I said, "I normally remain happy, so I laugh at the drop of a hat. Sometimes the dropped hat makes me laugh."
During dad's last week on earth in February of 2010, someone asked him why he was in good spirits. In his faltering voice, dad responded, "I'm thankful that I will soon see Jesus." When a woman who was in a car accident was asked why she wasn't distressed, she said, "I'm thankful that only my arm was broken. It could have been my back." My wife was hit by a line-drive golf ball. Although it hurt, she said, "I'm thankful that didn't hit my head. I'm only bruised, but I'm okay."
But there are terrible things happening. Last week a friend drowned in a flash flood. War is raging in Ukraine. People around the world are being persecuted for their faith. In the United States, people have lost businesses, employment and membership in social organizations because of their faith. Part of the country is facing drought, while the other side faces flooding. Why should we be thankful for all that?
Did you know that the Bible never says we should be thankful for problems? It says in 1 Thessalonians 5:18, "Be thankful in all circumstances, for this is God's will for you who belong to Christ Jesus."
God created our brains in such a way that when we express gratitude and appreciation, our brains release specific hormones. These chemicals make us feel good from the inside out because they are associated with feelings of hope, peace and contentment. These hormones reduce physical pain, relax us and enable us to experience God's presence. And having a spirit of gratitude aligns us with God.
One of my favorite Scripture verses is Nehemiah 8:10 which ends with "the joy of the Lord is my strength." We do not need to wait until we feel gratitude to express it. We can be alert to reasons for gratefulness and then intentionally communicate our thankfulness and adoration to God.
Thankfulness. Being thankful. Having a grateful spirit.
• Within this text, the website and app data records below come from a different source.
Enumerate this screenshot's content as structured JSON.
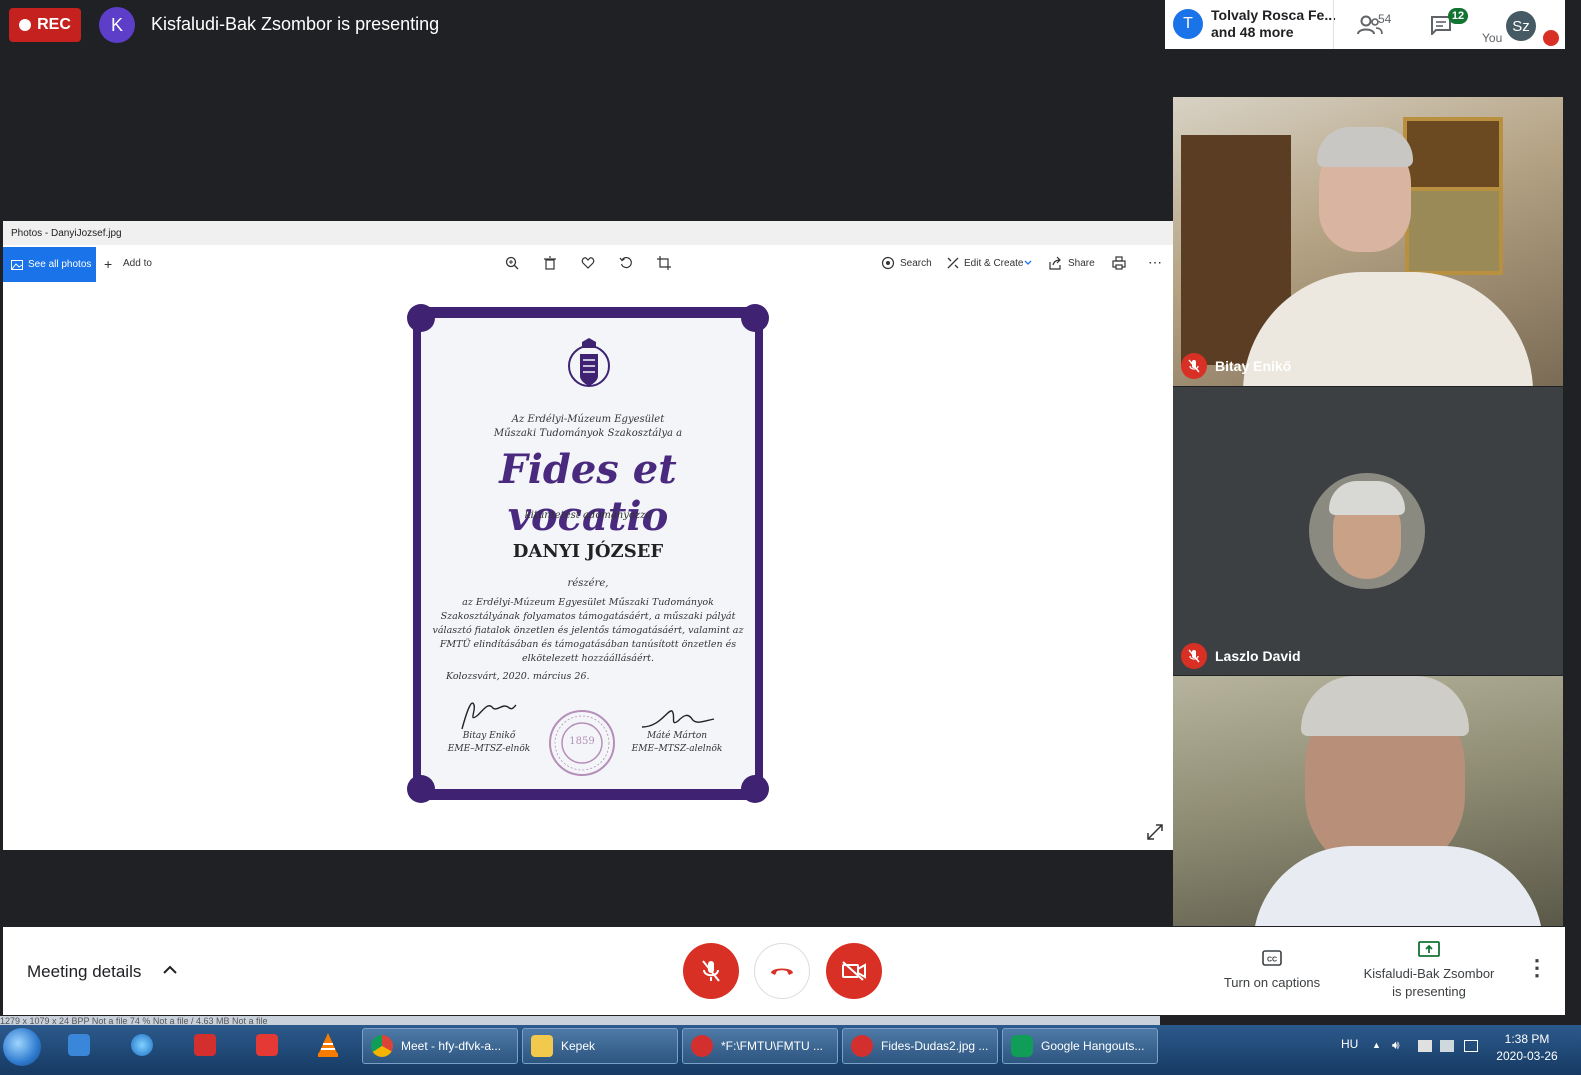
{
  "top_bar": {
    "rec_label": "REC",
    "presenter_initial": "K",
    "presenting_text": "Kisfaludi-Bak Zsombor is presenting"
  },
  "participants_header": {
    "avatar_initial": "T",
    "name_line1": "Tolvaly Rosca Fe...",
    "name_line2": "and 48 more",
    "people_count": "54",
    "chat_count": "12",
    "you_label": "You",
    "self_initials": "Sz"
  },
  "photos_app": {
    "title": "Photos - DanyiJozsef.jpg",
    "see_all_label": "See all photos",
    "add_to_label": "Add to",
    "search_label": "Search",
    "edit_label": "Edit & Create",
    "share_label": "Share"
  },
  "certificate": {
    "line1": "Az Erdélyi-Múzeum Egyesület",
    "line2": "Műszaki Tudományok Szakosztálya a",
    "award": "Fides et vocatio",
    "subtitle": "kitüntetést adományozza",
    "recipient": "DANYI JÓZSEF",
    "for_label": "részére,",
    "body1": "az Erdélyi-Múzeum Egyesület Műszaki Tudományok",
    "body2": "Szakosztályának folyamatos támogatásáért, a műszaki pályát",
    "body3": "választó fiatalok önzetlen és jelentős támogatásáért, valamint az",
    "body4": "FMTÜ elindításában és támogatásában tanúsított önzetlen és",
    "body5": "elkötelezett hozzáállásáért.",
    "place_date": "Kolozsvárt, 2020. március 26.",
    "sign1_name": "Bitay Enikő",
    "sign1_title": "EME–MTSZ-elnök",
    "seal_year": "1859",
    "sign2_name": "Máté Márton",
    "sign2_title": "EME–MTSZ-alelnök"
  },
  "tiles": [
    {
      "name": "Bitay Enikő"
    },
    {
      "name": "Laszlo David"
    },
    {
      "name": ""
    }
  ],
  "bottom_bar": {
    "meeting_details": "Meeting details",
    "captions_label": "Turn on captions",
    "presenting_line1": "Kisfaludi-Bak Zsombor",
    "presenting_line2": "is presenting"
  },
  "taskbar": {
    "status_strip": "1279 x 1079 x 24 BPP     Not a file     74 %     Not a file / 4.63 MB     Not a file",
    "buttons": [
      {
        "label": "Meet - hfy-dfvk-a..."
      },
      {
        "label": "Kepek"
      },
      {
        "label": "*F:\\FMTU\\FMTU ..."
      },
      {
        "label": "Fides-Dudas2.jpg ..."
      },
      {
        "label": "Google Hangouts..."
      }
    ],
    "language": "HU",
    "time": "1:38 PM",
    "date": "2020-03-26"
  },
  "colors": {
    "rec_red": "#c5221f",
    "mute_red": "#d93025",
    "certificate_purple": "#3f2372",
    "meet_dark": "#202124"
  }
}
This brings in another concept: A thankful person is generally more relaxed and is able to understand more about life.
Two years ago as we were traveling to Washington D.C., we encountered a traffic jam that was about five miles long. Many folks were getting bent out of shape about it, but others remained calm. Losing our temper or our peace of mind wouldn't clear the road. The driver of the semi that was stopped next to us rolled down her window and we began talking with her about her business and the dog on her lap. We had a good interaction.
As we inched along, Carol was studying the map and found a little road about a mile away where we could get off the freeway. It took us about forty-five minutes to drive that mile, but we ate snacks, talked with "neighbors" and enjoyed the time together.
That side road took us twenty-five miles out of the way, but we didn't mind. It also probably saved us three hours of inching along. We saw some of the countryside and small towns that we would never have seen otherwise and we enjoyed the adventure. But that was because the joy of the Lord resides in our hearts and minds. We didn't have to become thankful; we were already thankful people and we express our joy and thankfulness to the Lord in all circumstances.
Now, don't think I'm bragging. This is a testimony of what the Lord has done in our lives. God wants all -- and I mean ALL -- of us to be able to tell others about our joyful relationship with the Lord our God and with others. Too many of us spend time talking about our cars, trucks, jobs, hunting and the rest, and that isn't so bad. But if you don't have a definitive statement about what the Lord has done in your life, your life is incomplete.
Being thankful does something else. Proverbs 17:22 says, "A joyful heart is like good medicine, but a broken spirit drains your strength." Overall, thankful people are joyful, and they are usually healthier.
Instead, allow the Joy of the Lord to flood your soul and truly give thanks to Almighty God for His blessings. And celebrate Thanksgiving throughout the year.
-- Gene Linzey is a teacher, author, and pastor. Feel free to send comments and questions to [email protected] The opinions expressed are those of the author.